I like the idea of taking an overarching concept or signifier of a place/space that has certain connotations, and that involved an unfathomable amount of human labor… on a mass commercial scale, and co-opting it for a project that is homespun, tactile and visceral, especially given that I release music on cassette and vinyl. On a more literal level, when I lived in NYC, I was obsessed with shopping for vintage trimmings and fabrics on lower Canal Street, in Chinatown and in Brooklyn warehouses.

Julianna: Tell us a bit about your upcoming performances.

Jennifer:It is a tremendous honor to be invited to perform at Carnegie Museum of Art’s Third Thursday: CELEBRATE with Meeting of Important People and Mars Jackson [on May 19th]. I love performing in non-traditional music venues, and finding ways to connect my music with multiple art forms, other disciplines, and spaces where live music may not always be expected. Pittsburgh undergoes a dramatic metamorphosis during late Spring, and the May happening will kick off the outdoor summer concert season in the museum’s Sculpture Court—which should create a unique sonic and visual experience—and will be paired with exciting programming taking place throughout the museum until 11 p.m.

Courtesy of CMOA
Courtesy of CMOA

The night has special significance to me because it also celebrates the new exhibition featuring Alison Knowles. Born in NYC in 1933, Knowles is a visual artist and poet admired for her sound works, prints, installations, performances, and publications. In the 1960s, she was a founding member of the seminal, international avant-garde group, Fluxus.

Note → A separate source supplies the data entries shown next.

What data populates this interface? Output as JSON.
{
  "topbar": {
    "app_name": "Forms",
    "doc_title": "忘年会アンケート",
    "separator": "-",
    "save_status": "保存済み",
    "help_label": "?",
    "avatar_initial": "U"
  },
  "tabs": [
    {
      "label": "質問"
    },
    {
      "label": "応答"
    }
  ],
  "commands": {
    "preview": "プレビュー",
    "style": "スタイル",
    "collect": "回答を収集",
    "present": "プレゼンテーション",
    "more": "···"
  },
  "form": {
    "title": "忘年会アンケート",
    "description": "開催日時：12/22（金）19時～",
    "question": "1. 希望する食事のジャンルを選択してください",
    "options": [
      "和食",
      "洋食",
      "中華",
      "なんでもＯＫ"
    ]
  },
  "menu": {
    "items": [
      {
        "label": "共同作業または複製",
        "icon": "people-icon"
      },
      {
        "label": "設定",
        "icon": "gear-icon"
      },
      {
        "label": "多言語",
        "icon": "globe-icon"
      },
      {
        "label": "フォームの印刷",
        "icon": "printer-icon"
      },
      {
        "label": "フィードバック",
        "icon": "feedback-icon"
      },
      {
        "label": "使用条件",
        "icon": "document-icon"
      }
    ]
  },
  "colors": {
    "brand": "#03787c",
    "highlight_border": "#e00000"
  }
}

With the renowned composer John Cage, she compiled an influential anthology of experimental music compositions entitled Notations (1969), and she also silkscreened Marcel Duchamp’s Coeur Volants (1968). The first-of-its-kind museum exhibition will feature interactive sculptures, sound-making objects, large works on paper, silk, and canvas; and a selection of Knowles’ own collected ephemera. Attendees will have the opportunity to explore sound in a variety of ways throughout the night. In the Forum Gallery, visitors can experience touchable, interactive works such as Bean Garden (1971/2016), a tactile encounter that creates a soundtrack for the gallery, as the rustling of dry beans underfoot is amplified throughout the space using microphones.

During the event, the artist is inviting participation in her iconic Celebration Red (1962), in which hundreds of Pittsburghers will contribute to a temporary installation of found red objects in the Hall of Sculpture. Attendees can bring a red object to the museum to contribute to the growing collaborative installation– Homage to Each Red Thing – can meet the artist, and watch the display transform throughout the evening.

The Garment District’s releases can be found at Mind Cure Records, Sound Cat Records, and The Attic Records.